January saw a further solid increase in output at the UAE’s non-oil producing private sector companies, according to the latest HSBC PMI report.

According to the bank’s Purchasing Manager’s Index (PMI), which tracks the economic health of the country’s manufacturing sector, operating conditions continue to improve sharply, albeit at slightly slower pace.

The HSBC report maintains that the UAE’s non-oil producing private sector companies reported a sharp, but weaker rise in activity in January. Meanwhile, order intakes increased at the second-quickest pace in the series history and workforce numbers rose at a slower pace than seen in December.

The pace of expansion eased to a three-month low, but remained sharp overall. Anecdotal evidence suggested that strong inflows of new work accounted for most of the latest expansion.

The headline PMI fell slightly from December’s 57.4 to 57.1 in January, signalling a further improvement in operating conditions in the UAE’s non-oil producing private sector. Operating conditions in the sector have now improved continuously on a monthly basis since September 2009, with the latest reading among the highest seen in the survey history.

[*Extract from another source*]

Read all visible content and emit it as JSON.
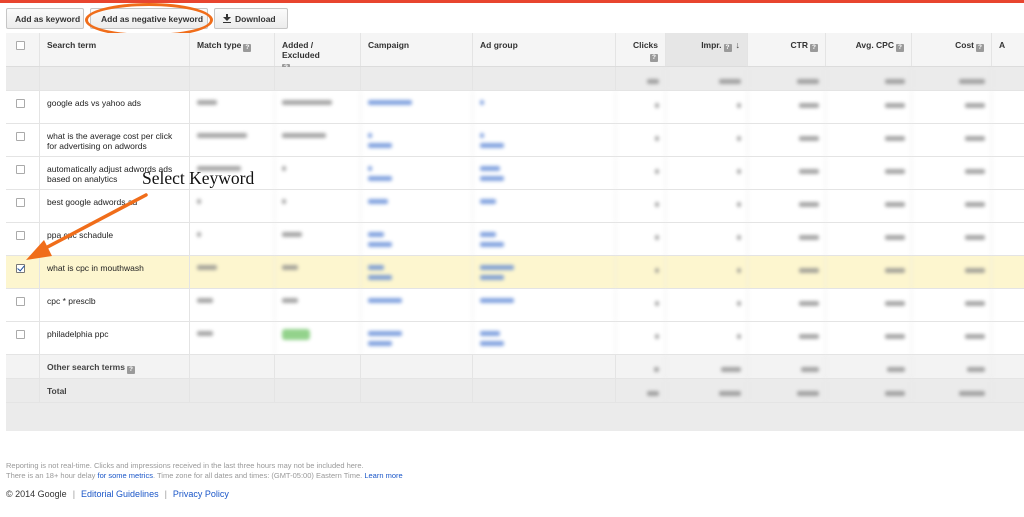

Commenting on the UAE PMI survey, Simon Williams, Chief Economist for Middle East & North Africa at HSBC, said: “The UAE has entered the year growing strong and building momentum, even as some other emerging markets appear to be losing their way. Inflationary pressures are building but this is a sweet spot in the UAE's economic cycle where rapid growth doesn't yet mean a surge in prices.”

New orders rose at the second-quickest pace in the survey history, with around 43 per cent of companies reporting growth. Survey respondents commented on increased marketing efforts and improving economic conditions in the country. New export demand also strengthened in January, with the rate of growth in new export work higher than seen in the previous survey period.

In line with the trends for output and new orders, employment levels rose in January. Higher workloads was the primary factor for the hiring of additional workers, according to panelists. Payroll numbers have now risen for 25 consecutive months, although the latest increase was the weakest since August.

Backlogs of work continued to rise in January, providing evidence of capacity pressures at the UAE’s non-oil private sector companies. However, the rate of accumulation eased and was only modest overall. Meanwhile, suppliers’ delivery times improved at a stronger rate than seen in December.

On the price front, companies reported a further cost increase in January. The rate of purchase price inflation accelerated for the sixth month in succession and was the steepest in nearly one-and-a-half years, with companies commenting on higher prices for raw materials and stronger market demand. Concurrently, wage inflation eased to a six-month low, with the vast majority of the panel indicating unchanged salaries.

The sharp increase in inflows of new business resulted in a rise in purchasing activity at the UAE’s non-oil producing private sector firms. While the rate of expansion eased to a five-month low, the latest index reading remained above the series average. Finally, stocks of purchases accumulated further and at a slightly faster pace than seen in December. Moreover, the expansion was among the sharpest recorded in the four-and-a-half year survey history. 

 

Comments

Comments